Support our legal appeal. The Judicial Review on the Haringey Development Vehicle was heard in the High Court, Royal Courts of Justice, The Strand, London on 25 and 26 October, The decision was issued on 8 February 2018 (Comment on the decision here) . We are appealing the decision but that takes funds. donate to the crowdfunder here
Support Broadwater Farm residents – Lobby of Cabinet meeting – Tuesday 26 June, 5.30pm, Civic Centre N22
Haringey Council has failed to carry the community with it and has appeared out of touch and heavy-handed. Residents have not been consulted properly, community concerns have not been allayed, financial risks have not been mitigated and the Council’s own Overview and Scrutiny Committee have been ignored.”
Rt Hon David Lammy MP
hat you [Claire Kober] are currently planning to do through the council’s proposed partnership with Lend Lease which was, in effect, sprung on all of us when it was too late to plead for reason and restraint, is splitting the Labour Party and putting you at odds with almost everyone else, including a number of your Cabinet. The HDV was not in any manifesto and yet you have pursued it through a covert and incremental approach, duping fellow councillors”
Haringey Councillor, former Cabinet Member

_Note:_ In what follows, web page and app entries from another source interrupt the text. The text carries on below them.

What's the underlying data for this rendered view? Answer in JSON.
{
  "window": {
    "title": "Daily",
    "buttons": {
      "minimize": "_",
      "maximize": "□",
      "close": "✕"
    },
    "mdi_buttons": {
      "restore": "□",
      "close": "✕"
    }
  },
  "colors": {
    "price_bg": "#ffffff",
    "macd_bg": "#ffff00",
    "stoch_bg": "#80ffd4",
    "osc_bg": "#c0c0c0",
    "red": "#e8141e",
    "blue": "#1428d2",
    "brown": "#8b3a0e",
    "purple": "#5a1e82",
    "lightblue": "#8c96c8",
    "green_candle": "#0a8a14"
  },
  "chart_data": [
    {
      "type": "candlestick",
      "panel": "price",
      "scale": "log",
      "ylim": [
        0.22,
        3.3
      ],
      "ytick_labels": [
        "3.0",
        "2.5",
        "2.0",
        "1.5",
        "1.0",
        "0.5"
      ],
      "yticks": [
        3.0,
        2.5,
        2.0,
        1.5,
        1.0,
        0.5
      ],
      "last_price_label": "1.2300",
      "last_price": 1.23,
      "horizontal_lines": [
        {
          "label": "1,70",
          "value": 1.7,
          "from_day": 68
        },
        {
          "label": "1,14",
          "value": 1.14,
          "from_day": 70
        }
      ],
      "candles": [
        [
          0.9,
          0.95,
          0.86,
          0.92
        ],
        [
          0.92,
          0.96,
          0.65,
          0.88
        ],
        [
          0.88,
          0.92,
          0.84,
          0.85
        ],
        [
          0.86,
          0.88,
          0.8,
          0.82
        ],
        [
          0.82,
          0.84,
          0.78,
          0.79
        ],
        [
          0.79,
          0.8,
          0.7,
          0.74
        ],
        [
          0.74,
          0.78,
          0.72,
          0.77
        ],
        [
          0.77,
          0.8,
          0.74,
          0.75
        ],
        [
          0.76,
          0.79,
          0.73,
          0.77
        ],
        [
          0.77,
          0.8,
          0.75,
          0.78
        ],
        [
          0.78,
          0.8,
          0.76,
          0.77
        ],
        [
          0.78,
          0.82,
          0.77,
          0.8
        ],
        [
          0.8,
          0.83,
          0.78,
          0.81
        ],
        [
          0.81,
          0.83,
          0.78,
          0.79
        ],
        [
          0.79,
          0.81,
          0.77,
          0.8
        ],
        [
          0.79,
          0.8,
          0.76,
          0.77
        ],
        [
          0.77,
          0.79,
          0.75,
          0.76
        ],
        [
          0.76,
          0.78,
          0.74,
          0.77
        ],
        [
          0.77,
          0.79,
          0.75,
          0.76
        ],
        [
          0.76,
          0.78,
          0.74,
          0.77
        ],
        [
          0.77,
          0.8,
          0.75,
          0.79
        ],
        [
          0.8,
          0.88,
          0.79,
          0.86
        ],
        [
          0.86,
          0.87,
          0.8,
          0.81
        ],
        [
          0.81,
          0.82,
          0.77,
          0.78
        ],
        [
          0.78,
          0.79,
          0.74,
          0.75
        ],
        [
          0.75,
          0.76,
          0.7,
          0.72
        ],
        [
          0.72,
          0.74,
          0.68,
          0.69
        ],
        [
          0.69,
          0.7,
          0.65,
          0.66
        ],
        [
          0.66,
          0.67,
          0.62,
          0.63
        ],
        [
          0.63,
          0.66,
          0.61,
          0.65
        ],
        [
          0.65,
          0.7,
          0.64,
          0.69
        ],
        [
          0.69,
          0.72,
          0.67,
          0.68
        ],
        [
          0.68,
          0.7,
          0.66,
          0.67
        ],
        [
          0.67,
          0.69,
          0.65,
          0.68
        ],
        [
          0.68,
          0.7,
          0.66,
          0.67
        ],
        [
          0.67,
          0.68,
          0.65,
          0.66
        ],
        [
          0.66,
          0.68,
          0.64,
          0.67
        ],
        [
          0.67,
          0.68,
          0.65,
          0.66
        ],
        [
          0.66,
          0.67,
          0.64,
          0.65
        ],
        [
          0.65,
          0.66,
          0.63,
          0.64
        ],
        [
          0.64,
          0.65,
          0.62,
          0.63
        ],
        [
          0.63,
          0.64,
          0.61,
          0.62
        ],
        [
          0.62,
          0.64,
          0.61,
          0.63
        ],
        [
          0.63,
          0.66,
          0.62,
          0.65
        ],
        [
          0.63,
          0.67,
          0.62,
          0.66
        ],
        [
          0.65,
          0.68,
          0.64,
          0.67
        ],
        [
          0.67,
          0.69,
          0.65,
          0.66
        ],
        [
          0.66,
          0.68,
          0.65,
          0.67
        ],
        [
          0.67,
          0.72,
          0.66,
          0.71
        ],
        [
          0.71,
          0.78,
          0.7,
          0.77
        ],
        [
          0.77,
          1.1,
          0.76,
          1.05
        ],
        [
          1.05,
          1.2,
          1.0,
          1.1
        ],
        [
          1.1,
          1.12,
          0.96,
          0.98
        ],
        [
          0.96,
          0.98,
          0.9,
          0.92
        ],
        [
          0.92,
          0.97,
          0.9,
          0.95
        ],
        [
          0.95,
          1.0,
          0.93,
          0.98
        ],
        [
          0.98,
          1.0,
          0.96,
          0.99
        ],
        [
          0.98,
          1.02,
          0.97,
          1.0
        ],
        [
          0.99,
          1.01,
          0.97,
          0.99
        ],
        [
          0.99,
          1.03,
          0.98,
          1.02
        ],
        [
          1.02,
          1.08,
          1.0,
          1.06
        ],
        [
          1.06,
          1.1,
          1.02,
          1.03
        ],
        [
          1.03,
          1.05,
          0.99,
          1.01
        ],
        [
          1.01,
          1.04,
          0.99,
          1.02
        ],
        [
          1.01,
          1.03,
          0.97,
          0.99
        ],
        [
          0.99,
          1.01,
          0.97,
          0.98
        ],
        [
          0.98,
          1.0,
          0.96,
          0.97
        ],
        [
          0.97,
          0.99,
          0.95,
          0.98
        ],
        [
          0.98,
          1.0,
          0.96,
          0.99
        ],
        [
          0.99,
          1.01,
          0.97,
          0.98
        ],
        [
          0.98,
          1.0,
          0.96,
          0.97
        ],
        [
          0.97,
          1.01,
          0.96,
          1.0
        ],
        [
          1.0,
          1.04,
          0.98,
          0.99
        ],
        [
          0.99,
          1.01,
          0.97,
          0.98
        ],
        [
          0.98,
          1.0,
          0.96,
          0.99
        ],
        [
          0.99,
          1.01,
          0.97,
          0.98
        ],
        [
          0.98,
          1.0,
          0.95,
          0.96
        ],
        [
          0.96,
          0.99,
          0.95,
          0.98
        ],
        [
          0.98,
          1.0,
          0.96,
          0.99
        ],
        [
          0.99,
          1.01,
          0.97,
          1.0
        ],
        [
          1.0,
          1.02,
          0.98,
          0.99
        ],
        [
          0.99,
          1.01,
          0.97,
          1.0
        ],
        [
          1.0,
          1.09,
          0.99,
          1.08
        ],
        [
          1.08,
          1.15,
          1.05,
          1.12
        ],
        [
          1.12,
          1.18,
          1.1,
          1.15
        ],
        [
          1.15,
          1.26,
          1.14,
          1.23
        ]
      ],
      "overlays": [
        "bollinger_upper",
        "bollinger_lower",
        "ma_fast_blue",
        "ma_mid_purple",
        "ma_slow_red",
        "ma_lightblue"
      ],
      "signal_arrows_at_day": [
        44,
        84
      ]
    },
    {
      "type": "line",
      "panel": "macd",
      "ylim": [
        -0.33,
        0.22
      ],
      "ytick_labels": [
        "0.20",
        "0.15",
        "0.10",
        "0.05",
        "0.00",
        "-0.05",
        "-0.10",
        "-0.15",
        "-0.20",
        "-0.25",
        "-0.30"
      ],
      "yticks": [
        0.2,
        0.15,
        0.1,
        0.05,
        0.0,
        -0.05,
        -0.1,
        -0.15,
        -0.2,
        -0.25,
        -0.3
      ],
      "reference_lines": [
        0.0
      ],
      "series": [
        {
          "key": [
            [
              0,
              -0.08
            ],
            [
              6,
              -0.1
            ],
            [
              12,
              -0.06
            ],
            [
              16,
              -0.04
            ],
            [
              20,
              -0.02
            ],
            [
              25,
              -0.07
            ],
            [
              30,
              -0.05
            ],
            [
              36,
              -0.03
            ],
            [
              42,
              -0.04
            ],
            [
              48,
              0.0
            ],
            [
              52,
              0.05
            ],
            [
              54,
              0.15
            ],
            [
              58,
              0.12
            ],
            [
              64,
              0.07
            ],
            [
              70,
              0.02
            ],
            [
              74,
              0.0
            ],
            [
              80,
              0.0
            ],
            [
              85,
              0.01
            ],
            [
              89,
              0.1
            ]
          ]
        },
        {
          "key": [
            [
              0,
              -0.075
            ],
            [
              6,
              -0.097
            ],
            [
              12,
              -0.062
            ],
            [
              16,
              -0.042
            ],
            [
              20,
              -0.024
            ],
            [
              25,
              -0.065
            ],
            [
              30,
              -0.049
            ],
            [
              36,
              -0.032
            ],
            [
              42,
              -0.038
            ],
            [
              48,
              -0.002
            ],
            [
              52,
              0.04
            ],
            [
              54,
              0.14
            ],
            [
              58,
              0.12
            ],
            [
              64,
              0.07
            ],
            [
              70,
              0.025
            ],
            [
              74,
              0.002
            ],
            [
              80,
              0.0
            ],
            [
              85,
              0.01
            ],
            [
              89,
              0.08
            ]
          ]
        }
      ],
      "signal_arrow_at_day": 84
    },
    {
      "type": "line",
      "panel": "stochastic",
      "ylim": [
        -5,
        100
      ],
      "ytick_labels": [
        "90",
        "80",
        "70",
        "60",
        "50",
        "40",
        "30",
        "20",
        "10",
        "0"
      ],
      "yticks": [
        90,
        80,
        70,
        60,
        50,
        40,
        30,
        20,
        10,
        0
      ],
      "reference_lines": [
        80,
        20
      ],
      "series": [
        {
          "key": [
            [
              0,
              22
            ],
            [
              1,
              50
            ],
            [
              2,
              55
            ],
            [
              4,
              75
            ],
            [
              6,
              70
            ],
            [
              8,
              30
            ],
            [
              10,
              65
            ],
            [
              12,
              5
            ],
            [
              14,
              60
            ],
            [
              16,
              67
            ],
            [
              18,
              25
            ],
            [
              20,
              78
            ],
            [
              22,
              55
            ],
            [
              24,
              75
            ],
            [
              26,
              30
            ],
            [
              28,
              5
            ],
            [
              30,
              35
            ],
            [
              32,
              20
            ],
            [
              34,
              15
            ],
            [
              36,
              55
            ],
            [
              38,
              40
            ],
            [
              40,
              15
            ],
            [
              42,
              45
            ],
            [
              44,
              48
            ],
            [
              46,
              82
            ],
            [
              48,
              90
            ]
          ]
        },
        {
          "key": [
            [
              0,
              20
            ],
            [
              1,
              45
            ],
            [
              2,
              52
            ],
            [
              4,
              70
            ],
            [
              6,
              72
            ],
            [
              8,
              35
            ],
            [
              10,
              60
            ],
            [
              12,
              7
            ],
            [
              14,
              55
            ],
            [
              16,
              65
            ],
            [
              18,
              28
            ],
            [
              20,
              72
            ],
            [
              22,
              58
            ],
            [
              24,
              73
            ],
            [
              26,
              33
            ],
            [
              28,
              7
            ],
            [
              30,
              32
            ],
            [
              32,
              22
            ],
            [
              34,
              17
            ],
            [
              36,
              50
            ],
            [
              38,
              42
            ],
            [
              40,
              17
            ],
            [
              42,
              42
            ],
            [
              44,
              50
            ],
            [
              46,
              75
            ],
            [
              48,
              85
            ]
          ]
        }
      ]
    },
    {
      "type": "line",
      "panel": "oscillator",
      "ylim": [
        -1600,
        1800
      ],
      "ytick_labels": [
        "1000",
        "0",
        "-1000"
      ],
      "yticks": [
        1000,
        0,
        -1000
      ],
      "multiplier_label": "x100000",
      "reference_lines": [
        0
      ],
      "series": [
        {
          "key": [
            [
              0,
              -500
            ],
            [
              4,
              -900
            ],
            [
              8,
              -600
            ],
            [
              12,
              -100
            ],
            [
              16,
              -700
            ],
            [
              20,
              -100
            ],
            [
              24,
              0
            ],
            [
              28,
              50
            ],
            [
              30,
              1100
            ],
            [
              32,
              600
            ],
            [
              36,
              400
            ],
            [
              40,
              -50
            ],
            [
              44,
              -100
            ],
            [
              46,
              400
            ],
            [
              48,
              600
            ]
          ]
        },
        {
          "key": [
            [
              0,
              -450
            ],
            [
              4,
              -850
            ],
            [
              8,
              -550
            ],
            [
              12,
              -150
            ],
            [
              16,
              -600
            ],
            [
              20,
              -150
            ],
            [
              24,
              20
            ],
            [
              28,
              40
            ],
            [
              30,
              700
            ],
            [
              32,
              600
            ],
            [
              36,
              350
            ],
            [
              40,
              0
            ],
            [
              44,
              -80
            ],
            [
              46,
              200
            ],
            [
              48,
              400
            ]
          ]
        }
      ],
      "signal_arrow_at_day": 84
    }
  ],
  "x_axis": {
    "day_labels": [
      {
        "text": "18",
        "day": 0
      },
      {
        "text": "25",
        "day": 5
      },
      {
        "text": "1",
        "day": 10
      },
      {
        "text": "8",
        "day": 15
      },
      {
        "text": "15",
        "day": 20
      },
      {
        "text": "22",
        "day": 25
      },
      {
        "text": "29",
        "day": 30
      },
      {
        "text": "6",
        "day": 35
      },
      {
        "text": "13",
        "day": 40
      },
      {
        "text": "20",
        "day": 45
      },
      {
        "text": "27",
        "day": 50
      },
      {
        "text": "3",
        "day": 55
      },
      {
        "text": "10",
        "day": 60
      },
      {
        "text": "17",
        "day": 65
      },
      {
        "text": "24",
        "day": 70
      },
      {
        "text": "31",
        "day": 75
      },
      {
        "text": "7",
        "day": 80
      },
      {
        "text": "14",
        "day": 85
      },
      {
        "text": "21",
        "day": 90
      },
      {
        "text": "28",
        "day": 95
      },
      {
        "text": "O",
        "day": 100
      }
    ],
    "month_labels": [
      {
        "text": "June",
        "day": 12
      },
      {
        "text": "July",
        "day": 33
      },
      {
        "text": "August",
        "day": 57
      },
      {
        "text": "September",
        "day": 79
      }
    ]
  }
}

here is something rotten at the heart of Haringey council democracy, and the proposed deal with Lendlease is the latest sign of a sick politics. Residents are disadvantaged in participating in decisions about their homes and businesses, and are cynical about the access developers have bought with their sponsorship and hospitality.”